Language Technologies for Humanitarian Aid
journal contributionposted on 01.06.1996, 00:00 by Jaime G. Carbonell, Alon Lavie, Lorraine Levin, Alan Black

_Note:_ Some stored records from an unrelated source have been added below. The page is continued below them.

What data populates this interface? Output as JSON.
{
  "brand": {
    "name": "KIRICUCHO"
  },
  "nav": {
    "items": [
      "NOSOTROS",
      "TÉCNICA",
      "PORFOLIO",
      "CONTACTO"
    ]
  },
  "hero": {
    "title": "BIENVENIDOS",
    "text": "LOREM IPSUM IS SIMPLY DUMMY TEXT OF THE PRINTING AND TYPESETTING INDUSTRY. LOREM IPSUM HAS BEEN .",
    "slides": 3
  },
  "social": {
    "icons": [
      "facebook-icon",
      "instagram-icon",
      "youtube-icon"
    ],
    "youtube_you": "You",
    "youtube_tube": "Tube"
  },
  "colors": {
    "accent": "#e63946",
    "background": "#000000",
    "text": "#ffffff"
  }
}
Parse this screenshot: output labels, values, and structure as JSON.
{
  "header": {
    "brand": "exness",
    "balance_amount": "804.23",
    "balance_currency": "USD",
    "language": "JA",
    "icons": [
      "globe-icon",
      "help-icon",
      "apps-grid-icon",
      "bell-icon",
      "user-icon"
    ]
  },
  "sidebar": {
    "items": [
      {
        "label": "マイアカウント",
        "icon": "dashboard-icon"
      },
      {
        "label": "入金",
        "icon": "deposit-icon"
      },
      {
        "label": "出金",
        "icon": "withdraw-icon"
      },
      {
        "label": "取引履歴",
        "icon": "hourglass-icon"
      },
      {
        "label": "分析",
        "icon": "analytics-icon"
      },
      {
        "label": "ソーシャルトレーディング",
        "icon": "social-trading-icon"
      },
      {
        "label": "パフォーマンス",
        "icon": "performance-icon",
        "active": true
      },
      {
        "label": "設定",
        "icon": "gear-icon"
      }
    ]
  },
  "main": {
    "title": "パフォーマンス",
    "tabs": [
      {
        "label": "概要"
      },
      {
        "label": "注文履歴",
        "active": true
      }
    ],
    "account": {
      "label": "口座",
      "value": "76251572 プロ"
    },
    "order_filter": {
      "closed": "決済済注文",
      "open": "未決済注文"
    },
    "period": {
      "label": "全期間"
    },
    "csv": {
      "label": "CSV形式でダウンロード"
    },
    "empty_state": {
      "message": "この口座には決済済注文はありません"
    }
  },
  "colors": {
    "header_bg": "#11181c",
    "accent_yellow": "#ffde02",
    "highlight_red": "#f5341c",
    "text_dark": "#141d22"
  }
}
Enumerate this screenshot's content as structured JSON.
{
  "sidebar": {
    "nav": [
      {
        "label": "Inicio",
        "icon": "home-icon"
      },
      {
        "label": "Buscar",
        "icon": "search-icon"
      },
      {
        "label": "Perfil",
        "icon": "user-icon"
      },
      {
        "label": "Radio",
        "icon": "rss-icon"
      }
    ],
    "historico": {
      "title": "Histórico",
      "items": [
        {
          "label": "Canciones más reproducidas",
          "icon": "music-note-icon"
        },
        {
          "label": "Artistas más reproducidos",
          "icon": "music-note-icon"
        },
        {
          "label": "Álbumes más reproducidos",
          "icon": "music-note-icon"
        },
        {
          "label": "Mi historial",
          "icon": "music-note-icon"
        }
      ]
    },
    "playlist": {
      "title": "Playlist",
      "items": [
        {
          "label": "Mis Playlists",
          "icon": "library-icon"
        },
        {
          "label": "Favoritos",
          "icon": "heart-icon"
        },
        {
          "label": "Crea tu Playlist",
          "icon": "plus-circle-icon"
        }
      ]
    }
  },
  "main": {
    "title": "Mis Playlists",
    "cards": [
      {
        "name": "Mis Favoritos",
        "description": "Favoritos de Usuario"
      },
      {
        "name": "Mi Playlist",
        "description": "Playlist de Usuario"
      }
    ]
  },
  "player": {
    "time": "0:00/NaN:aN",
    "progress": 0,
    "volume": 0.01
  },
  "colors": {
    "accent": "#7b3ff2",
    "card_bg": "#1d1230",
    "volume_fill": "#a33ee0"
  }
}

Humanitarian aid missions, whether emergency famine relief, establishment of medical clinics, or missions in conjunction with peace-keeping operations, require on-demand communication with the indigenous population. If such operations take place in countries with a commonly-spoken major language, such as English or Spanish, it proves relatively easy to find participating personnel with the appropriate linguistic fluency. However, such is not the case when the operations take place in regions where less common languages are spoken, such as Bosnia (language: Serbo-Croatian), Haiti (language: Haitian Creole), Somalia (language: Somali, a.k.a. “Soomaaliga”), or Afghanistan (language: Pashto, with subpopulations of Urdu and Tadjik speakers). Even in Latin America, where Spanish and Portuguese dominate, there are over 100 indigenous languages, including Quechua in Peru, Aymara in Bolivia, Mapudungun in Southern Chile, and the Tucan languages in the Southern Colombian Putumayo region. Many native speakers of these languages are not versant in either Spanish or Portuguese, especially those in remote mountainous or jungle regions, where the need for medical or educational aid, or protection from organized drug gangs, may be paramount.